Identifying high-risk heart attack and stroke patients allows physicians to administer early treatment to prevent serious events, but current methods are unable to pinpoint some symptoms. In a new study published in Nature Communications, researchers outlined how near-infrared light can identify high-risk arterial plaques.
Researchers utilized the increased wavelength of near-infrared light to selectively identify the high-risk plague that could lead to blood clots, heart attacks and strokes.
"What we have done uses innovative, materials-based techniques to assist in the development of new diagnostic tools," explained Tara Schiller from the International Institute for Nanocomposites Manufacturing at WMG, University of Warwick. "This could help us to detect the threat of an imminent heart attack and result in a decrease of the mortality rates.”
Researchers hope to compare the near-infrared wavelengths with current imaging techniques to investigate unstable fatty arterial plague. Monitoring the effectiveness of drugs used to prevent heart attacks and strokes will also be studied in the future.
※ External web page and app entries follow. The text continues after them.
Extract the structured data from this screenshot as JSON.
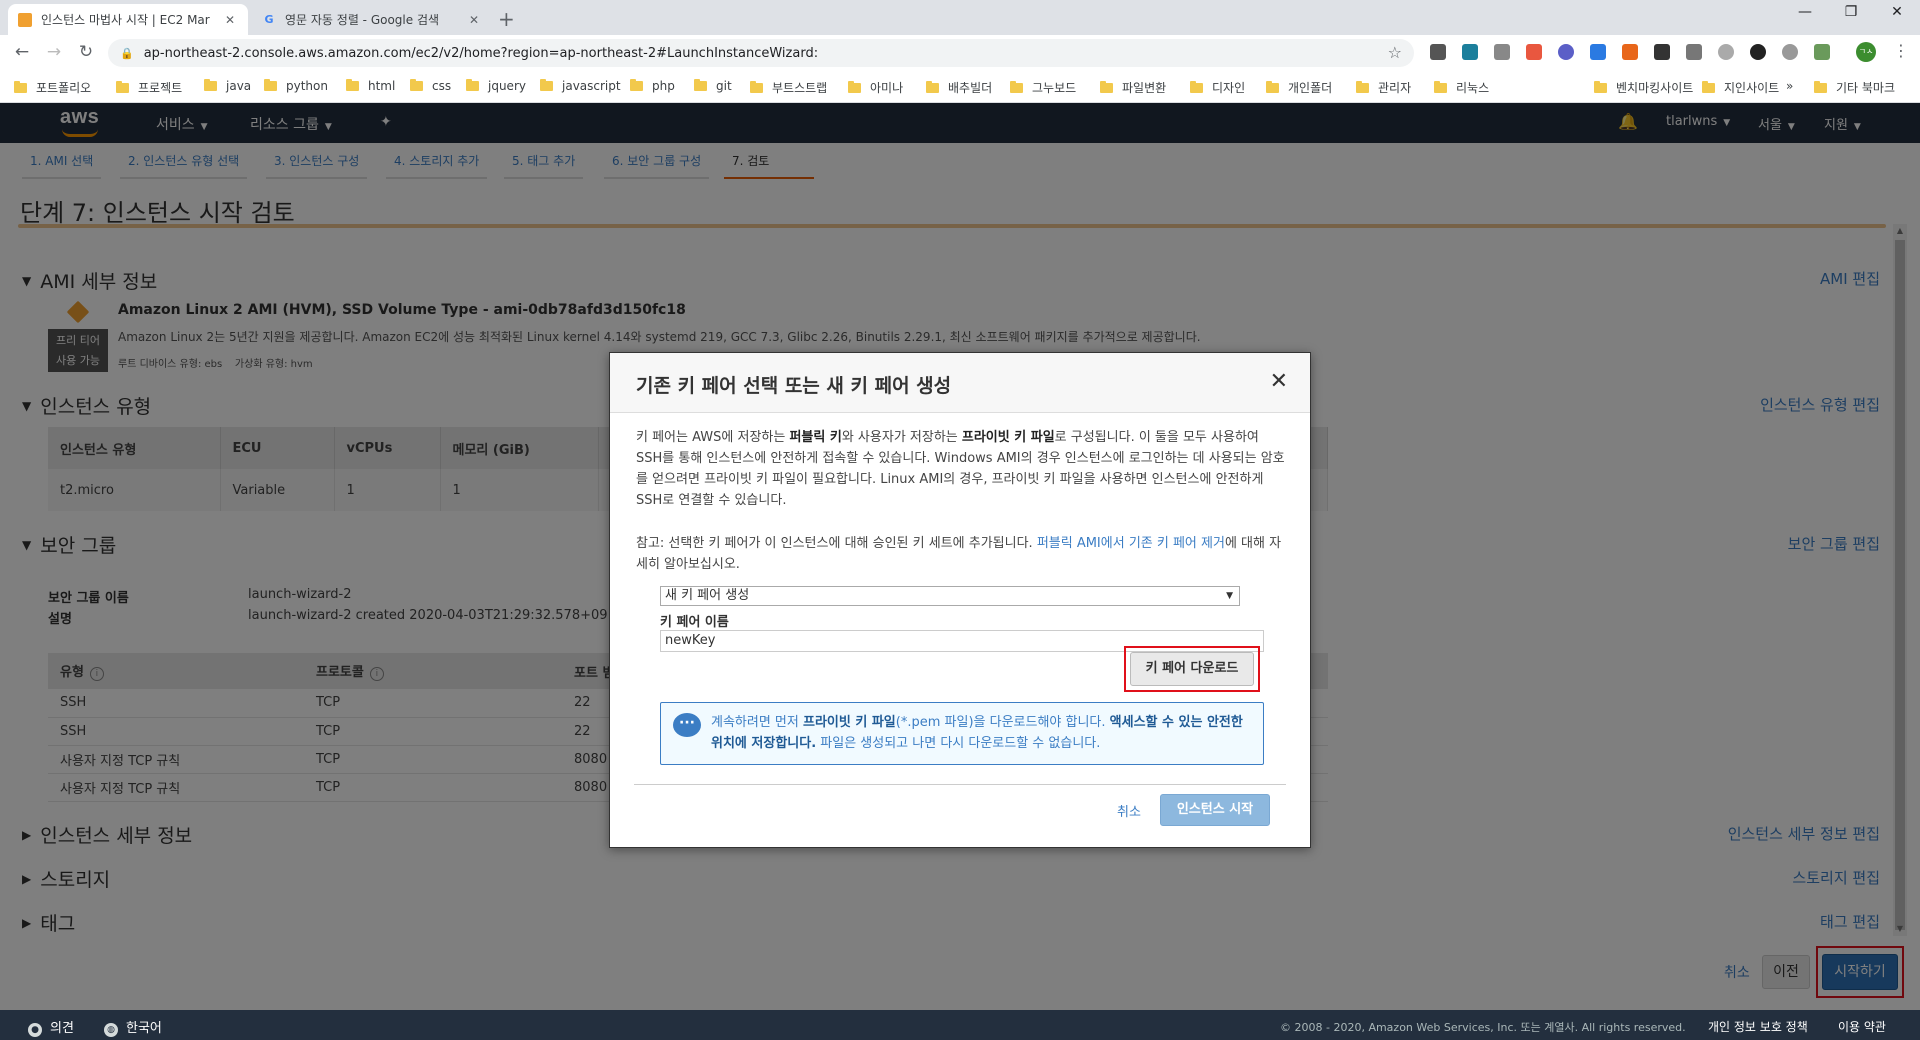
{
  "browser": {
    "tabs": [
      {
        "title": "인스턴스 마법사 시작 | EC2 Mar",
        "active": true
      },
      {
        "title": "영문 자동 정렬 - Google 검색",
        "active": false
      }
    ],
    "url": "ap-northeast-2.console.aws.amazon.com/ec2/v2/home?region=ap-northeast-2#LaunchInstanceWizard:",
    "profile_initials": "ㄱㅅ",
    "bookmarks": [
      "포트폴리오",
      "프로젝트",
      "java",
      "python",
      "html",
      "css",
      "jquery",
      "javascript",
      "php",
      "git",
      "부트스트랩",
      "아미나",
      "배추빌더",
      "그누보드",
      "파일변환",
      "디자인",
      "개인폴더",
      "관리자",
      "리눅스",
      "벤치마킹사이트",
      "지인사이트"
    ],
    "bookmarks_more": "»",
    "other_bookmarks": "기타 북마크"
  },
  "aws_nav": {
    "logo": "aws",
    "services": "서비스",
    "resource_groups": "리소스 그룹",
    "user": "tlarlwns",
    "region": "서울",
    "support": "지원"
  },
  "wizard_steps": [
    "1. AMI 선택",
    "2. 인스턴스 유형 선택",
    "3. 인스턴스 구성",
    "4. 스토리지 추가",
    "5. 태그 추가",
    "6. 보안 그룹 구성",
    "7. 검토"
  ],
  "page_title": "단계 7: 인스턴스 시작 검토",
  "ami": {
    "header": "AMI 세부 정보",
    "edit": "AMI 편집",
    "name": "Amazon Linux 2 AMI (HVM), SSD Volume Type - ami-0db78afd3d150fc18",
    "badge_line1": "프리 티어",
    "badge_line2": "사용 가능",
    "description": "Amazon Linux 2는 5년간 지원을 제공합니다. Amazon EC2에 성능 최적화된 Linux kernel 4.14와 systemd 219, GCC 7.3, Glibc 2.26, Binutils 2.29.1, 최신 소프트웨어 패키지를 추가적으로 제공합니다.",
    "meta": "루트 디바이스 유형: ebs    가상화 유형: hvm"
  },
  "instance_type": {
    "header": "인스턴스 유형",
    "edit": "인스턴스 유형 편집",
    "columns": [
      "인스턴스 유형",
      "ECU",
      "vCPUs",
      "메모리 (GiB)",
      ""
    ],
    "row": [
      "t2.micro",
      "Variable",
      "1",
      "1",
      ""
    ]
  },
  "security_group": {
    "header": "보안 그룹",
    "edit": "보안 그룹 편집",
    "name_label": "보안 그룹 이름",
    "name_value": "launch-wizard-2",
    "desc_label": "설명",
    "desc_value": "launch-wizard-2 created 2020-04-03T21:29:32.578+09:00",
    "columns": [
      "유형",
      "프로토콜",
      "포트 범"
    ],
    "rows": [
      [
        "SSH",
        "TCP",
        "22"
      ],
      [
        "SSH",
        "TCP",
        "22"
      ],
      [
        "사용자 지정 TCP 규칙",
        "TCP",
        "8080"
      ],
      [
        "사용자 지정 TCP 규칙",
        "TCP",
        "8080"
      ]
    ]
  },
  "collapsed_sections": [
    {
      "header": "인스턴스 세부 정보",
      "edit": "인스턴스 세부 정보 편집"
    },
    {
      "header": "스토리지",
      "edit": "스토리지 편집"
    },
    {
      "header": "태그",
      "edit": "태그 편집"
    }
  ],
  "bottom_buttons": {
    "cancel": "취소",
    "prev": "이전",
    "launch": "시작하기"
  },
  "footer": {
    "feedback": "의견",
    "language": "한국어",
    "copyright": "© 2008 - 2020, Amazon Web Services, Inc. 또는 계열사. All rights reserved.",
    "privacy": "개인 정보 보호 정책",
    "terms": "이용 약관"
  },
  "modal": {
    "title": "기존 키 페어 선택 또는 새 키 페어 생성",
    "para1_a": "키 페어는 AWS에 저장하는 ",
    "para1_b": "퍼블릭 키",
    "para1_c": "와 사용자가 저장하는 ",
    "para1_d": "프라이빗 키 파일",
    "para1_e": "로 구성됩니다. 이 둘을 모두 사용하여 SSH를 통해 인스턴스에 안전하게 접속할 수 있습니다. Windows AMI의 경우 인스턴스에 로그인하는 데 사용되는 암호를 얻으려면 프라이빗 키 파일이 필요합니다. Linux AMI의 경우, 프라이빗 키 파일을 사용하면 인스턴스에 안전하게 SSH로 연결할 수 있습니다.",
    "para2_a": "참고: 선택한 키 페어가 이 인스턴스에 대해 승인된 키 세트에 추가됩니다. ",
    "para2_link": "퍼블릭 AMI에서 기존 키 페어 제거",
    "para2_b": "에 대해 자세히 알아보십시오.",
    "select_value": "새 키 페어 생성",
    "keyname_label": "키 페어 이름",
    "keyname_value": "newKey",
    "download": "키 페어 다운로드",
    "info_a": "계속하려면 먼저 ",
    "info_b": "프라이빗 키 파일",
    "info_c": "(*.pem 파일)을 다운로드해야 합니다. ",
    "info_d": "액세스할 수 있는 안전한 위치에 저장합니다.",
    "info_e": " 파일은 생성되고 나면 다시 다운로드할 수 없습니다.",
    "cancel": "취소",
    "launch": "인스턴스 시작"
  },
  "colors": {
    "aws_nav": "#232f3e",
    "accent": "#ff9900",
    "link": "#3b7dc4",
    "highlight": "#e0101a"
  }
}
"Despite the millions of dollars spent each year particularly on heart imaging, there still isn't a reliable way of identifying these unstable plaques," said Karlheinz Peter. "We realized when we shine a light in the near-infrared wavelength range, that this light is reflected at a certain wavelength. So in a way we can use laser light to shine up the plaques that are unstable, and it's very characteristic.”